Overall, there are a lot of tomatoes. “I think that there’s more and more expansion of farms. There definitely continues to be added acreage,” he says.
There is also a lot of development around the types of tomatoes. “They continue to develop new seeds for better flavor tomatoes or ones that last longer on the shelf or have a better Brix count for a sweeter tomato or redder color. They’re constantly innovating to appeal more to consumer tastes,” says Riehm.
Core varieties plus new options
And this is all making way into the allotted shelf space for tomatoes, which he says continues to be a top category in the grocery store. “There are still the core tomatoes: cherry, grape, Romas, rounds, and TOV. But occasionally, they’ll throw in some new varieties to see how consumers will respond to them,” says Riehm.
Meanwhile, demand is more spread out currently, given all the local deals that are underway. “And retailers tend to want local U.S. tomatoes for their shelves at this time of year. Demand will increase into July 4th, and after that, it’s more demand for local tomatoes,” he says. “However, we’re also watching at this time of year to see if those local tomatoes can hold up to the weather.

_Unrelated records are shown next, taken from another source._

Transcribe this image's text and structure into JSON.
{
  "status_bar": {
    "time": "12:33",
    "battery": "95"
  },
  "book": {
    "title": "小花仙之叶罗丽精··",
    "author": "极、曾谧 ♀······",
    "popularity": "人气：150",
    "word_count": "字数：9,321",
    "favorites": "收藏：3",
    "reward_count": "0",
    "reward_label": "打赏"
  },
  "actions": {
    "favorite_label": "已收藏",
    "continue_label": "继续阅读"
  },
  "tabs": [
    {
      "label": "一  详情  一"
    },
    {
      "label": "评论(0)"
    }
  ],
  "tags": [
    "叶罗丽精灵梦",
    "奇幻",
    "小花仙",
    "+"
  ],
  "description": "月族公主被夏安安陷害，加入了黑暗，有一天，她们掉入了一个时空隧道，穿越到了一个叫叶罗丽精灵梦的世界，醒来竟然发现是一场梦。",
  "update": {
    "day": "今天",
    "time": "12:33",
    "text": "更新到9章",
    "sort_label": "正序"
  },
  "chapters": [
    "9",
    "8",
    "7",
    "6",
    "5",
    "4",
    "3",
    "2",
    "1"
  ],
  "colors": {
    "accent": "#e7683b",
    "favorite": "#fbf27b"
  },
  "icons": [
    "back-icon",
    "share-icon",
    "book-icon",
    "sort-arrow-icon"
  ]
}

Whether it’s heat, rain, storms, or something else, can they continue to supply the grocery stores without showing quality issues?”
Along with watching the added tomato volume available at this time of year, growers and shippers also continue to contend with an issue that hasn’t gone away: the effect of COVID on the workforce. “The packing houses continue to have this challenge with COVID and available workforce. As we’ve seen some cases increase, will we have enough pickers out there picking? How much will labor be affected by surges in the area?”
High grower costs
What also continues to challenge growers especially are the increasing farm costs from inputs such as fertilizer, packaging, fuel, and more. “It all continues to rise, which makes it difficult for pricing. We’d like to see better pricing out there with these costs. But with the amount of tomatoes in so many different areas, it’s a lot less than where we want it to be. There’s just too much availability for demand at this point,” says Riehm.
He adds what would likely only change pricing in the near future would be a crop affected by local weather and thus, impacting availability.